## Try it
Identify every line in the records below that contains the word "subtitle", and reproduce each one.

## Exercise inputs
^^^^^^^^^^^^^^^^
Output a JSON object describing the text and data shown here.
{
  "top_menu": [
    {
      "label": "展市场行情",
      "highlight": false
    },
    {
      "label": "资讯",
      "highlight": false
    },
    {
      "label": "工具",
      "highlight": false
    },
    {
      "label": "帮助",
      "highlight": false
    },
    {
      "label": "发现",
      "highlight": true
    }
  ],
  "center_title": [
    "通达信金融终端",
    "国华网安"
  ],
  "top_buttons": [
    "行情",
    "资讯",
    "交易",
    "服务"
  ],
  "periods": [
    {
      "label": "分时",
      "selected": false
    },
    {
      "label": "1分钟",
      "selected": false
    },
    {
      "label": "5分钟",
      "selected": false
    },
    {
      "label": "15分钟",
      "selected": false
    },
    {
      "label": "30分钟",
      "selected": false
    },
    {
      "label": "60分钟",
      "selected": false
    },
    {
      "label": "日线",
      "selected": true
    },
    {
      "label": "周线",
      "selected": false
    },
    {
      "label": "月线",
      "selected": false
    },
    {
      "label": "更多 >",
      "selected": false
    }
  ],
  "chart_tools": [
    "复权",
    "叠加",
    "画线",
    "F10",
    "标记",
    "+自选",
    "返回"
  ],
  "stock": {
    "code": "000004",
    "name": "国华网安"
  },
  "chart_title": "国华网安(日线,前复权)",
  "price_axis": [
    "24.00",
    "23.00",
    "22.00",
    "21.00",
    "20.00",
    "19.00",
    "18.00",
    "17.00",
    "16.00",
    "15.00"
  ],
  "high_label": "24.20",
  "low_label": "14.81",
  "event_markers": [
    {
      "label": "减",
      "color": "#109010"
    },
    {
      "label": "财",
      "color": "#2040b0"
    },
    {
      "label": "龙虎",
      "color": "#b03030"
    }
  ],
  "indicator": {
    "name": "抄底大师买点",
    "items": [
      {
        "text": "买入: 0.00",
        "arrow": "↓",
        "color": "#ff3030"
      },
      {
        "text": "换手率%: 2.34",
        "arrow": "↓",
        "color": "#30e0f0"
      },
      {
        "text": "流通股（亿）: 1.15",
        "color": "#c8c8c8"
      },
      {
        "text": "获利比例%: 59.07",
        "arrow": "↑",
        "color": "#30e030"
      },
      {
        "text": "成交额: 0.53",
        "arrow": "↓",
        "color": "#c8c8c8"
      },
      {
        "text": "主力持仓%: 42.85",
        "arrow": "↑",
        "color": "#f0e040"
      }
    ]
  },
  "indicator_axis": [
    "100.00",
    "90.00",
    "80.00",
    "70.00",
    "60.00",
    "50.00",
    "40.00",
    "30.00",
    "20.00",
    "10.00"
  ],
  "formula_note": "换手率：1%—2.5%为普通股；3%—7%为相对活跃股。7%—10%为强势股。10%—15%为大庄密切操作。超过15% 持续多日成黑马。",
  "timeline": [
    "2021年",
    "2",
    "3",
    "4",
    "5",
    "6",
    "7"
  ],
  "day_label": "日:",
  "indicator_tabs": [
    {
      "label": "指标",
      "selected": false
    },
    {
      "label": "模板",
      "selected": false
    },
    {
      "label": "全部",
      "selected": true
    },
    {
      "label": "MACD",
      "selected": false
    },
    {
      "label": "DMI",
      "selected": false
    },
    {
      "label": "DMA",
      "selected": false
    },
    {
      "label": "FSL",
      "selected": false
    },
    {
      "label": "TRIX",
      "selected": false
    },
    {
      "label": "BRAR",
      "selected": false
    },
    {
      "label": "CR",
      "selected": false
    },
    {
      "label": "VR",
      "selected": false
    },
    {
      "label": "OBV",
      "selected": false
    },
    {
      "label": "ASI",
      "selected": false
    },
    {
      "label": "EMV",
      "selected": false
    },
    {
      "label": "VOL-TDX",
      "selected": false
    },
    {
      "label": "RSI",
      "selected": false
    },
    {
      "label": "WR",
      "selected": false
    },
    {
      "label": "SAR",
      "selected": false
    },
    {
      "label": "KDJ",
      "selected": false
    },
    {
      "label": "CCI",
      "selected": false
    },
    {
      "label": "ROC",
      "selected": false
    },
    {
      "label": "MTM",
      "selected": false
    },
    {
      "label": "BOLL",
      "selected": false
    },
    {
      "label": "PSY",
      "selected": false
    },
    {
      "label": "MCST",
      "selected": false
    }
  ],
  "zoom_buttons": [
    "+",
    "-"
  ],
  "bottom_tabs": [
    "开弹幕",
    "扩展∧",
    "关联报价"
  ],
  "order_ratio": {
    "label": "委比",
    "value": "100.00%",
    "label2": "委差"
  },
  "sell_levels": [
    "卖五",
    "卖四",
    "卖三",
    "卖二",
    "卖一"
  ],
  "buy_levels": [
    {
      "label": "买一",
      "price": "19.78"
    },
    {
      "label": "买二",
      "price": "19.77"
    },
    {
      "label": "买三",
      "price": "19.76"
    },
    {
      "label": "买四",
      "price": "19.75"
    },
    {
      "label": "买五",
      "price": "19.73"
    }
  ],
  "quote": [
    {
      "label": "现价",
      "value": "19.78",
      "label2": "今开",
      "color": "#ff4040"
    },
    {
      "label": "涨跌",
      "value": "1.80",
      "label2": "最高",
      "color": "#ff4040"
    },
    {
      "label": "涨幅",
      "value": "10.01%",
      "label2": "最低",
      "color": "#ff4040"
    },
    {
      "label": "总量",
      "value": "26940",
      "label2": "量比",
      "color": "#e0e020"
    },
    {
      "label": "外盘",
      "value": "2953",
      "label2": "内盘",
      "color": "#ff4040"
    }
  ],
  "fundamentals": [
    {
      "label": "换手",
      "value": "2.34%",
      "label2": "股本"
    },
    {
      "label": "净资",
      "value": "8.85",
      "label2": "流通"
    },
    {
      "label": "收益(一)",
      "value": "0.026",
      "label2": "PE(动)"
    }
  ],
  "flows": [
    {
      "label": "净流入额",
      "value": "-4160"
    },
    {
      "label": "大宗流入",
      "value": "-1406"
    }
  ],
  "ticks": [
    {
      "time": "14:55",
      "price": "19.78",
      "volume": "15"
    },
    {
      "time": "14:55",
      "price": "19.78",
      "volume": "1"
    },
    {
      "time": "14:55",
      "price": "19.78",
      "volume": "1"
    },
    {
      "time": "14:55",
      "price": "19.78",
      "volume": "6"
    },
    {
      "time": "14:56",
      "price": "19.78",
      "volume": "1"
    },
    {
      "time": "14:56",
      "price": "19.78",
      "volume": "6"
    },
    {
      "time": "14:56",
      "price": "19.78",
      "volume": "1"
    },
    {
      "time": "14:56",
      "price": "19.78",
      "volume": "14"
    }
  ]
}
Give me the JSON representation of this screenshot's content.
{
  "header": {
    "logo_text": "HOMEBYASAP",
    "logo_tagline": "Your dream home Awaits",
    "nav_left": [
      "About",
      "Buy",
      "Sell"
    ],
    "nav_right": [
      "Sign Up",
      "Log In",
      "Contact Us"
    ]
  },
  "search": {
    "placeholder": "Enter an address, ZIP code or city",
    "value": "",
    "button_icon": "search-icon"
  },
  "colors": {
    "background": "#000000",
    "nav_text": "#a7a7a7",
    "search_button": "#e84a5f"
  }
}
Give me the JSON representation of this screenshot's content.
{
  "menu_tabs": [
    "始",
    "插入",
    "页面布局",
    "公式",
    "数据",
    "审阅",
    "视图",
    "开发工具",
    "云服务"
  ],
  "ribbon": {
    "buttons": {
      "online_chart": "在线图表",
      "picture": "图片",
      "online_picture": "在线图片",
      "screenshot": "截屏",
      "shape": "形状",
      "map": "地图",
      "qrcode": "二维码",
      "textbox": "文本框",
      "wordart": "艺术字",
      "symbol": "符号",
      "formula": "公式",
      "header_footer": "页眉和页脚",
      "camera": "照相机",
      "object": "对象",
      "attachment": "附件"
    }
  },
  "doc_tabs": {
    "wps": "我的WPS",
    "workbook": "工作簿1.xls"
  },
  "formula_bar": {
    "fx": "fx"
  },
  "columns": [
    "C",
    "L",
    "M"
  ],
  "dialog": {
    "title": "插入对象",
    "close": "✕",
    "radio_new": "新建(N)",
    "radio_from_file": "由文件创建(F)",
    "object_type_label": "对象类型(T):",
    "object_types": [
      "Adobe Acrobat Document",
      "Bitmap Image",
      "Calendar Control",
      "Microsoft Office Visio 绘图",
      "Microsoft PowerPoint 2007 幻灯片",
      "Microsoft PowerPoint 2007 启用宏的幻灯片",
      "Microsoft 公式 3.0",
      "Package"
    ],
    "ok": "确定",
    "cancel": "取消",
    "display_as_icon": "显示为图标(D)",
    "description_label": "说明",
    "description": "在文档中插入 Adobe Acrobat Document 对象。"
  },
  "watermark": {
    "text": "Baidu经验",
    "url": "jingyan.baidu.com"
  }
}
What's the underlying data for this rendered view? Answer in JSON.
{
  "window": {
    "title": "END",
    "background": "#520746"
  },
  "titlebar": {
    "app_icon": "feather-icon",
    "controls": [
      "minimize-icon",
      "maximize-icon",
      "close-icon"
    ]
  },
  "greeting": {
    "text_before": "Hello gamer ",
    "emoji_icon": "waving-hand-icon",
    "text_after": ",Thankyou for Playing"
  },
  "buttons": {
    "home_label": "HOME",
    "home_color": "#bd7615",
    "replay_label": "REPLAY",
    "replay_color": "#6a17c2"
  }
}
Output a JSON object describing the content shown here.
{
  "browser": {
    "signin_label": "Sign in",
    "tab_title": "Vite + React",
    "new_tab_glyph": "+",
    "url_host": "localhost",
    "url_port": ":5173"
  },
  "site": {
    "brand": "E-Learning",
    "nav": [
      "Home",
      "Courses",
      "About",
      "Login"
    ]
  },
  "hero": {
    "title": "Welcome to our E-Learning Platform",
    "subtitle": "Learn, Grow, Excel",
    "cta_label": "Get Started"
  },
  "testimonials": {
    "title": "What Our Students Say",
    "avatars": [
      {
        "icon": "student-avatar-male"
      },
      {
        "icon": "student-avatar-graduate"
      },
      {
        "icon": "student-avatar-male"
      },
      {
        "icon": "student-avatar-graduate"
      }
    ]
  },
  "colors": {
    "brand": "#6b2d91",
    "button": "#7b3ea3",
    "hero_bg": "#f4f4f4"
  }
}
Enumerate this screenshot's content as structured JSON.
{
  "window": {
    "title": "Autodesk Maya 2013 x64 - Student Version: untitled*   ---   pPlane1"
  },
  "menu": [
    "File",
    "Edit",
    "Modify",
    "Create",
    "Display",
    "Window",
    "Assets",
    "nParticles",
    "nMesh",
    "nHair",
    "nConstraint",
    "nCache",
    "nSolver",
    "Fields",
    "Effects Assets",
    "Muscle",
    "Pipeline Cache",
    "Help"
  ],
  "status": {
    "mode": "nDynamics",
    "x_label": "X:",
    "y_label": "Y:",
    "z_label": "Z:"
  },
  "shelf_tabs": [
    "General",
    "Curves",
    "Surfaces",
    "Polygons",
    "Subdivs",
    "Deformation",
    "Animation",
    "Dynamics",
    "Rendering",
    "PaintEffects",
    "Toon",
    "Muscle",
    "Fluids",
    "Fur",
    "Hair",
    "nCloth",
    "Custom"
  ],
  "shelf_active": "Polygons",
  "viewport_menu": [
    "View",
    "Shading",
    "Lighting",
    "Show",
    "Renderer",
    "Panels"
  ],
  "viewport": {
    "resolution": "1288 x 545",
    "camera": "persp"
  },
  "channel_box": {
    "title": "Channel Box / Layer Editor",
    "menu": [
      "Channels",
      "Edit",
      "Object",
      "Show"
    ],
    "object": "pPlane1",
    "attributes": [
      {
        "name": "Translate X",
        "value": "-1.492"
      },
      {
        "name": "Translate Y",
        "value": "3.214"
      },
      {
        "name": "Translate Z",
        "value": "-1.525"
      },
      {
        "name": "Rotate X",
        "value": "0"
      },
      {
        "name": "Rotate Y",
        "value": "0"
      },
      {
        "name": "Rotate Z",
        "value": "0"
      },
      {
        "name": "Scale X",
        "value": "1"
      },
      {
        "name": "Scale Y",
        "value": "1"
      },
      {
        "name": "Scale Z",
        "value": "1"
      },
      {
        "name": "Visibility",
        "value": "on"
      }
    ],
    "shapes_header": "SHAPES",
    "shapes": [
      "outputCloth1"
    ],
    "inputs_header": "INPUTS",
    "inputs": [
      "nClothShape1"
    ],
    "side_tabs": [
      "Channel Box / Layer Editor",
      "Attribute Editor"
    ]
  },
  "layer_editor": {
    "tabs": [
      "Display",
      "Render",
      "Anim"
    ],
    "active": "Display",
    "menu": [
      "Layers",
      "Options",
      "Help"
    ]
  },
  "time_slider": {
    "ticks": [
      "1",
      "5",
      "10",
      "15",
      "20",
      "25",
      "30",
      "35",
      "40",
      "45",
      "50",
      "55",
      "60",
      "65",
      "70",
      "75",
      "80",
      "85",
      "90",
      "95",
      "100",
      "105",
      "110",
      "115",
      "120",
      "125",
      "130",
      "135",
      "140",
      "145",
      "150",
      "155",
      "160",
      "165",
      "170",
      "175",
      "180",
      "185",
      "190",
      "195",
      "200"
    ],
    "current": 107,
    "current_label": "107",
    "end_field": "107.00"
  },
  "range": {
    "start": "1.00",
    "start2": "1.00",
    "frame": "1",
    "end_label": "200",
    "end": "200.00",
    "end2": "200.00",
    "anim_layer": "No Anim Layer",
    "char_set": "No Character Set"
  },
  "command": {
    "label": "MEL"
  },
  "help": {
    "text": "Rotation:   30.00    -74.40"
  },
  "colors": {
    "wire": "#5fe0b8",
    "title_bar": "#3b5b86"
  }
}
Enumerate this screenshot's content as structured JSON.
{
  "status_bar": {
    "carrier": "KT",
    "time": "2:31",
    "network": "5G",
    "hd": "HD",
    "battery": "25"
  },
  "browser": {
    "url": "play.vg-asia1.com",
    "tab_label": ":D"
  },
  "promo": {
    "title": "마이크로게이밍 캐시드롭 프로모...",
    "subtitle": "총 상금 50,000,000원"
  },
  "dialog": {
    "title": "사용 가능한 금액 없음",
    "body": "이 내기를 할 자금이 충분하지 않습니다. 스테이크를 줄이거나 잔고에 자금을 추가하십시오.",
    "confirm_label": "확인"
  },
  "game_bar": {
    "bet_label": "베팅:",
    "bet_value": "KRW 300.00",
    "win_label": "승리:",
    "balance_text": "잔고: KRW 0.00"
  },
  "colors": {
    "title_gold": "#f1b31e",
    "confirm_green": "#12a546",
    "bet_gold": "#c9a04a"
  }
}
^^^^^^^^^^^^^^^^
## Result of the task
    "subtitle": "Learn, Grow, Excel",
    "subtitle": "총 상금 50,000,000원"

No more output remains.